Get expert tips for preserving this beautiful seasonal plant.
WHILE ASSOCIATED with the Easter season, Easter lilies can grace your garden with fragrant beauty for years to come.
“They’re a surprisingly hardy perennial plant, even in colder climates,” says Lee Riddle, director of the Easter Lily Research Foundation in Brookings, Ore., who offers this advice:
Selecting your lily
Look for a plant that is medium to compact in size and proportional in shape. Foliage should be dark green in color with plentiful leaves all the way to the soil line. For the longest period of enjoyment, look for multiple buds in various stages of development.
Care and feeding
- Watering. “Lilies like to be moist but not soaking wet,” says Riddle, who warns against overwatering and urges quick removal of adorning Easter wrappings that don’t allow water to drain from the bottom of the pot.
- Temperature. “Lilies like household temperatures,” Riddle says. Avoid placing the plants near appliances, fireplaces or heating ducts where they’ll be exposed to excess heat and air.
- Light. “If you want to make your lily happy, they like a nice sunny window,” Riddle says. He suggests indirect natural light from a window but to avoid direct glaring sunlight.
- Pruning. To extend the life of your flower, pluck off the six yellow anthers in the center of the bloom. The anthers contain pollen that can stain white blooms, and they also will make the flower age if they touch the blooms.
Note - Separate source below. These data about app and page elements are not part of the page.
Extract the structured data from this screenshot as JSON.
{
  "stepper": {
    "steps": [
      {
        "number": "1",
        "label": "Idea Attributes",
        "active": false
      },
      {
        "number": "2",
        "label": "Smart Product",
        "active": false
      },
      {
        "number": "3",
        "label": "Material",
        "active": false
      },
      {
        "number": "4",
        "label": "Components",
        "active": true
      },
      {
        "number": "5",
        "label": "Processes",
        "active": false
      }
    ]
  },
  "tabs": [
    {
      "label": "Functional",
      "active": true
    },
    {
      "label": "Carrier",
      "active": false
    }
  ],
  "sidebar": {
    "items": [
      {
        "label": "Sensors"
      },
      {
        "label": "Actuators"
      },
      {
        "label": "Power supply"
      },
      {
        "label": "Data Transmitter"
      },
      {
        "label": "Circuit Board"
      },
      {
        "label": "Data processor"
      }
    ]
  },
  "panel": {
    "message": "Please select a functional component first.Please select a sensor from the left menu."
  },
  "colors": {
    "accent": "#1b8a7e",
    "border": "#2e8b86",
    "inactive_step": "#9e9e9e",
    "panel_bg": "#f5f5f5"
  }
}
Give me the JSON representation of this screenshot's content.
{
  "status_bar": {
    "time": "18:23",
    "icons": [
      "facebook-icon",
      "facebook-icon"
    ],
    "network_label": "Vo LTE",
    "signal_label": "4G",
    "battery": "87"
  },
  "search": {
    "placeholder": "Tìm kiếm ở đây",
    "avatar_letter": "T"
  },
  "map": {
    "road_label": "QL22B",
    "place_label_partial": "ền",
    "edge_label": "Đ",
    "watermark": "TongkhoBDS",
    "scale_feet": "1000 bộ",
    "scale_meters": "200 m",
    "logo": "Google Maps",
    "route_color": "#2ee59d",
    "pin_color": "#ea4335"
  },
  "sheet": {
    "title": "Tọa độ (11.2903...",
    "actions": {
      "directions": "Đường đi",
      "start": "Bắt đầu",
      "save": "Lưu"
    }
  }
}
After blooming season
When the original stems die, cut them back to soil level. New growth may emerge within a month.
Riddle advises replanting lily bulbs outdoors in a raised bed, about 12 to 18 inches apart, digging a hole the size of the pot and placing the root ball in soil that drains well, such as a good planting mix. “They like the morning sun,” he says, “and when the sprout comes up, water it so the soil is damp when you touch it.” Every six weeks, scatter a teaspoon or less of a mild slow- release fertilizer in a 6-inch circle around the plant’s stem. And guard against slugs, snails and deer. “They find the bulbs quite tasty,” he says.
Your flower already has put on one show at Easter and often will surprise you with a second blooming late in the summer, which is closer to the natural blooming season of Easter lilies. (Professional growers plant the bulbs timed to bloom during the spring for Easter.) ★